For the last 14 years, I have been running a hospital in the city of Beit Hanoun in northern Gaza. The first day of the war was the hardest day of my life as a doctor.
I’m talking about the first shelling by Israel on Gaza. It was a week ago, just a little after seven in the evening. The first ones killed.
Two children arrived in an ambulance, one of them was three years old, one was seven. They are brothers, and as soon as I saw them, it was clear to me that they were both dead. Their bodies crushed and burned.
Their father also arrived. He was seriously wounded but still conscious. He got upset and asked me, “What about them, what about my kids?” Then another ambulance arrived with a little girl, 10 years old. She too died. This is the older sister of the first two children. All from the al-Masri family.
More and more family members arrived. Three brothers from the same family had been mortally wounded, so I put them in intensive care. The mother was in the waiting room, barely able to stand, with some of her other daughters, unharmed. Then another ambulance arrives. This was their cousin who was supposed to get married on the second day of the Eid holiday, and had already bought a suit and rented a hall. He was a young man. His wife arrived at the hospital, but within minutes he too died.
The mother buried her children just an hour after they arrived at the hospital. And as we removed the bodies, more and more wounded arrived. People screamed. It was a crazy atmosphere, as if the end of days was upon us. When you see things like that, your heart turns over.
We have between three and four doctors on duty. The conditions in Gaza are illogical. I always say that even if you bring the best doctors from around the world, they will not be able to get by here. Only doctors in Gaza learn to work in such conditions.
My hospital has no economic capacity to deal with the attacks. Our healthcare system has collapsed because of the siege that has cut us off from the rest of the country. A small hospital like mine — where nine dead and 60 wounded people arrive, seven of them in very serious condition — does not have the necessary medical equipment or medicine to properly treat them. We are forced to improvise all the time, and as the pressure reaches its peak, suddenly a boom, another shelling. Another person killed, 10 wounded. It does not make sense.
It’s endless. There are dozens of wounded children and women. Throughout this war, many civilians — not armed resistance fighters or military personnel — came to our hospital. We saw entire families, like the al-Masri family, simply being wiped off the face of the earth.

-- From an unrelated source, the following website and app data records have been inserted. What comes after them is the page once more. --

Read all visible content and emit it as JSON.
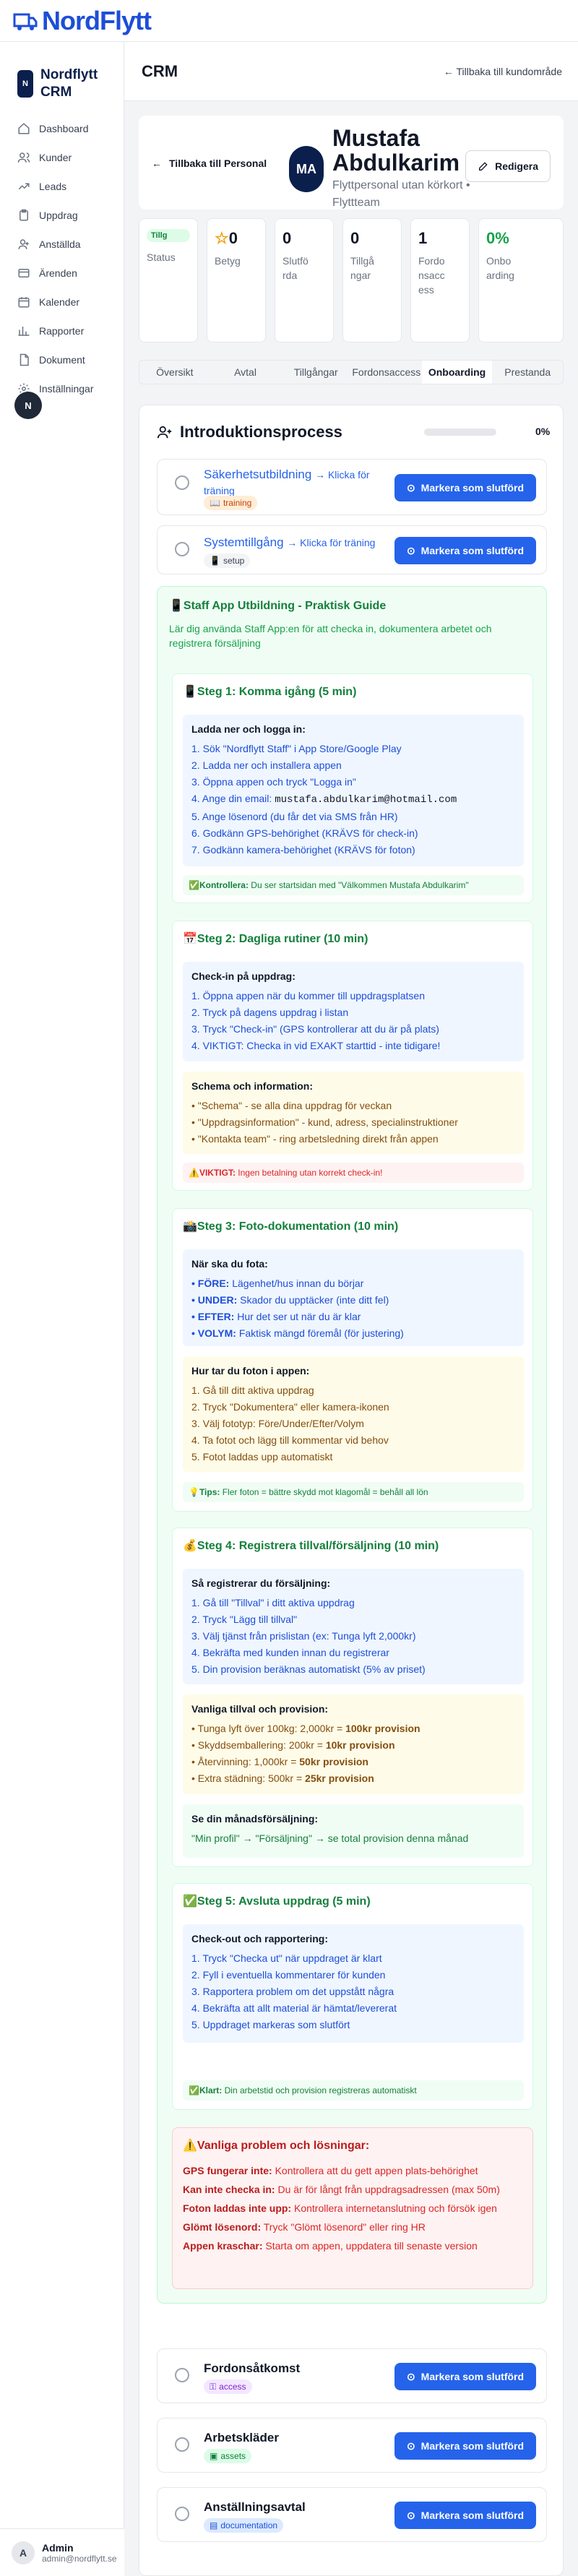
{
  "app": {
    "logo": "NordFlytt",
    "brand": "Nordflytt CRM",
    "brand_badge": "N"
  },
  "sidebar": {
    "items": [
      {
        "label": "Dashboard",
        "icon": "home-icon"
      },
      {
        "label": "Kunder",
        "icon": "users-icon"
      },
      {
        "label": "Leads",
        "icon": "trending-icon"
      },
      {
        "label": "Uppdrag",
        "icon": "clipboard-icon"
      },
      {
        "label": "Anställda",
        "icon": "user-icon"
      },
      {
        "label": "Ärenden",
        "icon": "ticket-icon"
      },
      {
        "label": "Kalender",
        "icon": "calendar-icon"
      },
      {
        "label": "Rapporter",
        "icon": "chart-icon"
      },
      {
        "label": "Dokument",
        "icon": "file-icon"
      },
      {
        "label": "Inställningar",
        "icon": "gear-icon"
      }
    ],
    "float_button": "N",
    "user": {
      "initial": "A",
      "name": "Admin",
      "email": "admin@nordflytt.se"
    }
  },
  "header": {
    "title": "CRM",
    "back": "← Tillbaka till kundområde"
  },
  "profile": {
    "back": "Tillbaka till Personal",
    "initials": "MA",
    "name": "Mustafa Abdulkarim",
    "role": "Flyttpersonal utan körkort • Flyttteam",
    "edit": "Redigera"
  },
  "stats": [
    {
      "value": "Tillg",
      "label": "Status"
    },
    {
      "value": "0",
      "label": "Betyg"
    },
    {
      "value": "0",
      "label": "Slutförda"
    },
    {
      "value": "0",
      "label": "Tillgångar"
    },
    {
      "value": "1",
      "label": "Fordonsaccess"
    },
    {
      "value": "0%",
      "label": "Onboarding"
    }
  ],
  "tabs": [
    "Översikt",
    "Avtal",
    "Tillgångar",
    "Fordonsaccess",
    "Onboarding",
    "Prestanda"
  ],
  "onboarding": {
    "title": "Introduktionsprocess",
    "progress_percent": 0,
    "progress_label": "0%",
    "mark_label": "Markera som slutförd",
    "tasks_top": [
      {
        "title": "Säkerhetsutbildning",
        "link": "→ Klicka för träning",
        "badge": "training"
      },
      {
        "title": "Systemtillgång",
        "link": "→ Klicka för träning",
        "badge": "setup"
      }
    ],
    "tasks_bottom": [
      {
        "title": "Fordonsåtkomst",
        "badge": "access"
      },
      {
        "title": "Arbetskläder",
        "badge": "assets"
      },
      {
        "title": "Anställningsavtal",
        "badge": "documentation"
      }
    ]
  },
  "guide": {
    "title": "📱Staff App Utbildning - Praktisk Guide",
    "desc": "Lär dig använda Staff App:en för att checka in, dokumentera arbetet och registrera försäljning",
    "step1": {
      "title": "📱Steg 1: Komma igång (5 min)",
      "h": "Ladda ner och logga in:",
      "lines": [
        "1. Sök \"Nordflytt Staff\" i App Store/Google Play",
        "2. Ladda ner och installera appen",
        "3. Öppna appen och tryck \"Logga in\"",
        "4. Ange din email: ",
        "5. Ange lösenord (du får det via SMS från HR)",
        "6. Godkänn GPS-behörighet (KRÄVS för check-in)",
        "7. Godkänn kamera-behörighet (KRÄVS för foton)"
      ],
      "email": "mustafa.abdulkarim@hotmail.com",
      "check_label": "✅Kontrollera:",
      "check": " Du ser startsidan med \"Välkommen Mustafa Abdulkarim\""
    },
    "step2": {
      "title": "📅Steg 2: Dagliga rutiner (10 min)",
      "h1": "Check-in på uppdrag:",
      "lines1": [
        "1. Öppna appen när du kommer till uppdragsplatsen",
        "2. Tryck på dagens uppdrag i listan",
        "3. Tryck \"Check-in\" (GPS kontrollerar att du är på plats)",
        "4. VIKTIGT: Checka in vid EXAKT starttid - inte tidigare!"
      ],
      "h2": "Schema och information:",
      "lines2": [
        "• \"Schema\" - se alla dina uppdrag för veckan",
        "• \"Uppdragsinformation\" - kund, adress, specialinstruktioner",
        "• \"Kontakta team\" - ring arbetsledning direkt från appen"
      ],
      "warn_label": "⚠️VIKTIGT:",
      "warn": " Ingen betalning utan korrekt check-in!"
    },
    "step3": {
      "title": "📸Steg 3: Foto-dokumentation (10 min)",
      "h1": "När ska du fota:",
      "items1": [
        {
          "k": "• FÖRE:",
          "v": " Lägenhet/hus innan du börjar"
        },
        {
          "k": "• UNDER:",
          "v": " Skador du upptäcker (inte ditt fel)"
        },
        {
          "k": "• EFTER:",
          "v": " Hur det ser ut när du är klar"
        },
        {
          "k": "• VOLYM:",
          "v": " Faktisk mängd föremål (för justering)"
        }
      ],
      "h2": "Hur tar du foton i appen:",
      "lines2": [
        "1. Gå till ditt aktiva uppdrag",
        "2. Tryck \"Dokumentera\" eller kamera-ikonen",
        "3. Välj fototyp: Före/Under/Efter/Volym",
        "4. Ta fotot och lägg till kommentar vid behov",
        "5. Fotot laddas upp automatiskt"
      ],
      "tip_label": "💡Tips:",
      "tip": " Fler foton = bättre skydd mot klagomål = behåll all lön"
    },
    "step4": {
      "title": "💰Steg 4: Registrera tillval/försäljning (10 min)",
      "h1": "Så registrerar du försäljning:",
      "lines1": [
        "1. Gå till \"Tillval\" i ditt aktiva uppdrag",
        "2. Tryck \"Lägg till tillval\"",
        "3. Välj tjänst från prislistan (ex: Tunga lyft 2,000kr)",
        "4. Bekräfta med kunden innan du registrerar",
        "5. Din provision beräknas automatiskt (5% av priset)"
      ],
      "h2": "Vanliga tillval och provision:",
      "items2": [
        {
          "k": "• Tunga lyft över 100kg: 2,000kr = ",
          "v": "100kr provision"
        },
        {
          "k": "• Skyddsemballering: 200kr = ",
          "v": "10kr provision"
        },
        {
          "k": "• Återvinning: 1,000kr = ",
          "v": "50kr provision"
        },
        {
          "k": "• Extra städning: 500kr = ",
          "v": "25kr provision"
        }
      ],
      "h3": "Se din månadsförsäljning:",
      "line3": "\"Min profil\" → \"Försäljning\" → se total provision denna månad"
    },
    "step5": {
      "title": "✅Steg 5: Avsluta uppdrag (5 min)",
      "h": "Check-out och rapportering:",
      "lines": [
        "1. Tryck \"Checka ut\" när uppdraget är klart",
        "2. Fyll i eventuella kommentarer för kunden",
        "3. Rapportera problem om det uppstått några",
        "4. Bekräfta att allt material är hämtat/levererat",
        "5. Uppdraget markeras som slutfört"
      ],
      "done_label": "✅Klart:",
      "done": " Din arbetstid och provision registreras automatiskt"
    },
    "problems": {
      "title": "⚠️Vanliga problem och lösningar:",
      "items": [
        {
          "k": "GPS fungerar inte:",
          "v": " Kontrollera att du gett appen plats-behörighet"
        },
        {
          "k": "Kan inte checka in:",
          "v": " Du är för långt från uppdragsadressen (max 50m)"
        },
        {
          "k": "Foton laddas inte upp:",
          "v": " Kontrollera internetanslutning och försök igen"
        },
        {
          "k": "Glömt lösenord:",
          "v": " Tryck \"Glömt lösenord\" eller ring HR"
        },
        {
          "k": "Appen kraschar:",
          "v": " Starta om appen, uppdatera till senaste version"
        }
      ]
    }
  },
  "colors": {
    "accent": "#2563eb",
    "brand": "#0b1f4d",
    "green": "#15803d"
  }
}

I do not know what the Israeli army is aiming for, but here, in this hospital, I see the results: civilians are dying inside their homes.

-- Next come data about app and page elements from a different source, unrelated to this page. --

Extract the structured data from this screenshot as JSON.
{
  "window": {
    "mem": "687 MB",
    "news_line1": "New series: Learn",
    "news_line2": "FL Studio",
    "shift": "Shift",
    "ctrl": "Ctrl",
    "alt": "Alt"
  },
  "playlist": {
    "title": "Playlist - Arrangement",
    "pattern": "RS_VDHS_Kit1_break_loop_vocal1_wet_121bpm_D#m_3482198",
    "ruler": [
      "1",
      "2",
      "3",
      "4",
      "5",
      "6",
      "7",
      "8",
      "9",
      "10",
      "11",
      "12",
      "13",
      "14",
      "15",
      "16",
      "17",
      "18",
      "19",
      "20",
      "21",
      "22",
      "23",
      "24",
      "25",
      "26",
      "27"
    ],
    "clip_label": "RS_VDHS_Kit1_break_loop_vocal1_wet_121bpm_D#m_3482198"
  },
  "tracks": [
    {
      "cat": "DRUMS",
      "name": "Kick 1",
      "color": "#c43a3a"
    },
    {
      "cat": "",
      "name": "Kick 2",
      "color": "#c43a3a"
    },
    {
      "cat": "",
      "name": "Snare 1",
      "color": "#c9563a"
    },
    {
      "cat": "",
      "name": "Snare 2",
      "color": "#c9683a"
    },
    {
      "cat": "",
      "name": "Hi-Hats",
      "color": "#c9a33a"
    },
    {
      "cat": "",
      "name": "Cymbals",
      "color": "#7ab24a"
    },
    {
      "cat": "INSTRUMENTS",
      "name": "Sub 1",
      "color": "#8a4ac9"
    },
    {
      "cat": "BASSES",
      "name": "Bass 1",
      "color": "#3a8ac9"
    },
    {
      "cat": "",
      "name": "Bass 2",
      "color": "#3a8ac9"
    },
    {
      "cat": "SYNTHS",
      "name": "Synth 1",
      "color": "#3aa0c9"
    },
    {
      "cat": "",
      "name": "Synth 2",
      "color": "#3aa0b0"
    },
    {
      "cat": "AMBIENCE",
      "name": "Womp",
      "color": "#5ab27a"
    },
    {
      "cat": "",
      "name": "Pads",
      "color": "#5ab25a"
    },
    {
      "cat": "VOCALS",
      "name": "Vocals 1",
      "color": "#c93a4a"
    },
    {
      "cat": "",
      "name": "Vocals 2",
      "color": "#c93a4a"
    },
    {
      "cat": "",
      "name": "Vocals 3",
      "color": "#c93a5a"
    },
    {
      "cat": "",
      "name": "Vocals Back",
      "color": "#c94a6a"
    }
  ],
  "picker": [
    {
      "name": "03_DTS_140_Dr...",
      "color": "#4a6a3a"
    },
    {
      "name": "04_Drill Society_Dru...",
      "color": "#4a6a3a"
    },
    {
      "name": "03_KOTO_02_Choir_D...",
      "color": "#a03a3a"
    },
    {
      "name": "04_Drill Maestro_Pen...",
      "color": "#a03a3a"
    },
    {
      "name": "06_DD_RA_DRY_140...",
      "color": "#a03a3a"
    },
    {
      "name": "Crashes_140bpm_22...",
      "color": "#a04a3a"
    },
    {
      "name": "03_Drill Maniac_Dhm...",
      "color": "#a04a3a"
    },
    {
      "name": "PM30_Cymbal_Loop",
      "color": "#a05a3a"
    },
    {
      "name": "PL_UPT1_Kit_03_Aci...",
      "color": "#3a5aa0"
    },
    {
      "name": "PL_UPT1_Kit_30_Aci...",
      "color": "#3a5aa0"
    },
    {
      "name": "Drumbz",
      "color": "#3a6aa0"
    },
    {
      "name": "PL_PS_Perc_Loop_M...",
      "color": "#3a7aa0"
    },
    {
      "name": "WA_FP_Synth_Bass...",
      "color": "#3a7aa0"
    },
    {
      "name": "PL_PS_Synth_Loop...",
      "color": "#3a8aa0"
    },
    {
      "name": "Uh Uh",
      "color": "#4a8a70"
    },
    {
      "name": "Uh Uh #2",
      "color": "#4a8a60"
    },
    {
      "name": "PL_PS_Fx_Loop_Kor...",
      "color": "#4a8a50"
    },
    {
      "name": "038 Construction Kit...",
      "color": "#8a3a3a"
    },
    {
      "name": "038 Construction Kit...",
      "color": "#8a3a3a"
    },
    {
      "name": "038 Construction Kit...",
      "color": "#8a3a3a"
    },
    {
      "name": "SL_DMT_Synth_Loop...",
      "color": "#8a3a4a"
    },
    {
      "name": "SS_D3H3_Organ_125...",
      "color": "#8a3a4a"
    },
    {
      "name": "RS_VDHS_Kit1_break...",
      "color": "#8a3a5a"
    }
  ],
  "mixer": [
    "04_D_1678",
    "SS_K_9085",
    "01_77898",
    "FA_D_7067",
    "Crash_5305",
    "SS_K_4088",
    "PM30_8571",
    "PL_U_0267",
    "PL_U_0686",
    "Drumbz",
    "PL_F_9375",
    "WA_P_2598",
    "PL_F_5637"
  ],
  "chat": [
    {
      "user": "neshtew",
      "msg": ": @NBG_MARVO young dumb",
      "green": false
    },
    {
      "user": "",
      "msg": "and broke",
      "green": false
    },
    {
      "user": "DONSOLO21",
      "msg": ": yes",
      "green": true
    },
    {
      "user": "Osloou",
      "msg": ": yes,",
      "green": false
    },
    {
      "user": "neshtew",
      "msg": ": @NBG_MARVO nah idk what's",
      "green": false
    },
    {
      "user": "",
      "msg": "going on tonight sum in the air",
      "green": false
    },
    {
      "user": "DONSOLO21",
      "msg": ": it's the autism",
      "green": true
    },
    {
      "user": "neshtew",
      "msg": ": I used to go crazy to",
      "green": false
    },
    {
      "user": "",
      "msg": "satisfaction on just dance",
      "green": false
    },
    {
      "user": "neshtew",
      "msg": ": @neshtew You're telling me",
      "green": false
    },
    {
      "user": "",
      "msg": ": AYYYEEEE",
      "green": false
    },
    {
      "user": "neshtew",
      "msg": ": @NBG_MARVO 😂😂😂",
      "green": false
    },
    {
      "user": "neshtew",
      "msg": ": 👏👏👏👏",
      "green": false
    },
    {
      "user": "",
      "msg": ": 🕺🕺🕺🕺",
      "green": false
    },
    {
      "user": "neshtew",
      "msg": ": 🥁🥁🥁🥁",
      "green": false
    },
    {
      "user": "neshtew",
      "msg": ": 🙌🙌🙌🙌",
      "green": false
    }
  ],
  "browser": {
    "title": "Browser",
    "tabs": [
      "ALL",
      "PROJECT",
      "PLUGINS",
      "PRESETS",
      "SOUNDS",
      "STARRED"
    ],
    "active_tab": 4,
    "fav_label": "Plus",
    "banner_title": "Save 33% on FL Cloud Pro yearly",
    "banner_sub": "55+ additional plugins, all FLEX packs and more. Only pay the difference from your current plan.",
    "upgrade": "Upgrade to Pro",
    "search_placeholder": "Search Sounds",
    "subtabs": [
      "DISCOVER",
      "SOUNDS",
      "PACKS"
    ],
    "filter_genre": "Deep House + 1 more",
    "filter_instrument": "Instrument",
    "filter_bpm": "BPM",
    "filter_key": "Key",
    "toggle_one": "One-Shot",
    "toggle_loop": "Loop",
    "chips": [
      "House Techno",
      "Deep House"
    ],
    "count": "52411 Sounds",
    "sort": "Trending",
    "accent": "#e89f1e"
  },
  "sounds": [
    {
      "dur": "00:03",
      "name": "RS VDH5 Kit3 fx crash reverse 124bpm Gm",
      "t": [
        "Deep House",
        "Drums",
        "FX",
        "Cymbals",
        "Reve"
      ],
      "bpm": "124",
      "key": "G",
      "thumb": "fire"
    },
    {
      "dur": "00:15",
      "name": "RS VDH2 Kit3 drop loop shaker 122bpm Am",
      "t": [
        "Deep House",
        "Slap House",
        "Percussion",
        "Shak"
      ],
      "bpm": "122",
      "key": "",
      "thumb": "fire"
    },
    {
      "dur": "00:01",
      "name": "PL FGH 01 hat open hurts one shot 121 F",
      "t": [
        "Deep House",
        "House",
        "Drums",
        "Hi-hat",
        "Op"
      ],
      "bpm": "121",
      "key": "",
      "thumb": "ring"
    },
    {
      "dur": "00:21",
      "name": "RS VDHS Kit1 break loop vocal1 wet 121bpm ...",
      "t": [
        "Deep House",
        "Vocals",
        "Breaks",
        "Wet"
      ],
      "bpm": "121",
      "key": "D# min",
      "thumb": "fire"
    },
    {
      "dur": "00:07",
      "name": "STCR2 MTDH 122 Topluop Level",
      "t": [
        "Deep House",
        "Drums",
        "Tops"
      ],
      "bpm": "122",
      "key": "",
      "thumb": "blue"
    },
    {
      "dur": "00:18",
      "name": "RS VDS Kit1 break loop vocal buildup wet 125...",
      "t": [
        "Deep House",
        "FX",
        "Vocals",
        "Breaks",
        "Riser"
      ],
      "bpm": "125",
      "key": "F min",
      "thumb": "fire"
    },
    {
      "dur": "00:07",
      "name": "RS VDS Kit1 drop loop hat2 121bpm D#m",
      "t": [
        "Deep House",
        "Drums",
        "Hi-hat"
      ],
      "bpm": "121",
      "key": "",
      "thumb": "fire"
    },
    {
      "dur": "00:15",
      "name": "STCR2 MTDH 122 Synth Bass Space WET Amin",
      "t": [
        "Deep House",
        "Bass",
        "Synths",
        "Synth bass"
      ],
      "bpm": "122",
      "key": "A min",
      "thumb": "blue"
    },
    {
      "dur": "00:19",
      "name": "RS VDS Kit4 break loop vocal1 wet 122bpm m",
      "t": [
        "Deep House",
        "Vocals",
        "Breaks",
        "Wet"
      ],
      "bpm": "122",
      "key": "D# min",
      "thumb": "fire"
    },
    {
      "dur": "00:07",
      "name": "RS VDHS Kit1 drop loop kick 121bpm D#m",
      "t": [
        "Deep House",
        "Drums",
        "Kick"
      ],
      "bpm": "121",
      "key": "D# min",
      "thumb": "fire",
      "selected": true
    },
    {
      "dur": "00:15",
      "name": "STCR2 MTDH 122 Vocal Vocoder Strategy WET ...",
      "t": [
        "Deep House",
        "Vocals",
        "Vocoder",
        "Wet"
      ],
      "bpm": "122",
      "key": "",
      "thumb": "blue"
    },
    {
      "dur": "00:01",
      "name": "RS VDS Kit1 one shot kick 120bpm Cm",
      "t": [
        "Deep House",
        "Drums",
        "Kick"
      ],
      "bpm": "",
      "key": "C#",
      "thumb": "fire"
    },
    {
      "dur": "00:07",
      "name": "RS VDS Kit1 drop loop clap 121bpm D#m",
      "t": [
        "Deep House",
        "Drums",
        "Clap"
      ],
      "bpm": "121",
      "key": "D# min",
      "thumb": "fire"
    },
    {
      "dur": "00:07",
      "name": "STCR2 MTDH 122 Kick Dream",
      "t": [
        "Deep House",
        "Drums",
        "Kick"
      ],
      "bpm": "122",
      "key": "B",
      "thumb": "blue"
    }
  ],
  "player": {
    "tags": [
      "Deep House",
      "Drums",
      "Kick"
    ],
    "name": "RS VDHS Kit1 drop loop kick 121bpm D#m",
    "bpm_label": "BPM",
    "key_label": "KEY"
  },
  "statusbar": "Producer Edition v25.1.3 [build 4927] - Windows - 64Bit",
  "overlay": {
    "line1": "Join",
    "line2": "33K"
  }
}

Even as I write this there is shelling going on in the background. At any moment, dozens of wounded people can arrive in the hospital. My voice is hoarse from the exhaustion and dealing with the injuries. At first I fasted because of Ramadan. Once, at the beginning of the war, I looked at my watch and realized that the fast had ended an hour before, and that I am finally allowed to drink water. I spent an hour running from place to place without even noticing that the fast was over.
I only sleep in between the shelling. They come in waves, and sometimes there is only a half hour for sleeping. Yesterday I worked all day, then all night, until the morning came. At sunrise I prayed at the hospital and went home at 5:30 a.m. Two hours later, I was already back in the hospital.

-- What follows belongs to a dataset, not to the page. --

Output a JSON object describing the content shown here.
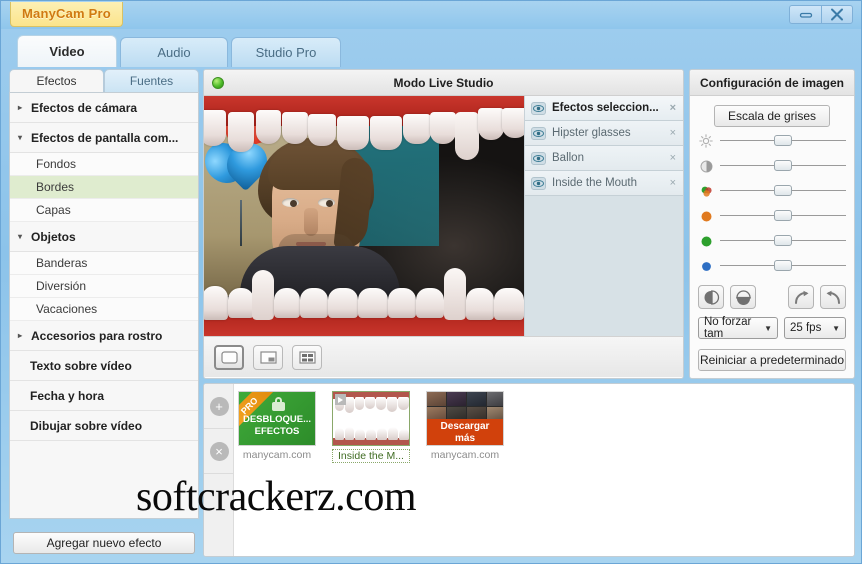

Now I am eating with the kids at home. We have an hour together before I change clothes, take a shower, and go back to the hospital. I’m under a lot of stress. This situation affects my family and children; I barely have time to spend with them. But thank God, when a person finishes the work, he feels it is a great achievement. That’s enough for me.
The main message I want to convey now is to stop the bombing and harm to civilians. At the same time, the Israeli government must be pressured to end the blockade on Gaza, which is one of the central reasons for most of what is happening here. The Erez crossing is closed. The crossing with Egypt is closed. It is a prison in every sense of the word. Over two million people live here on an isolated island. We have no ability to go out to work. We have no port or airport; obviously everything will explode. We are human beings, we deserve to live.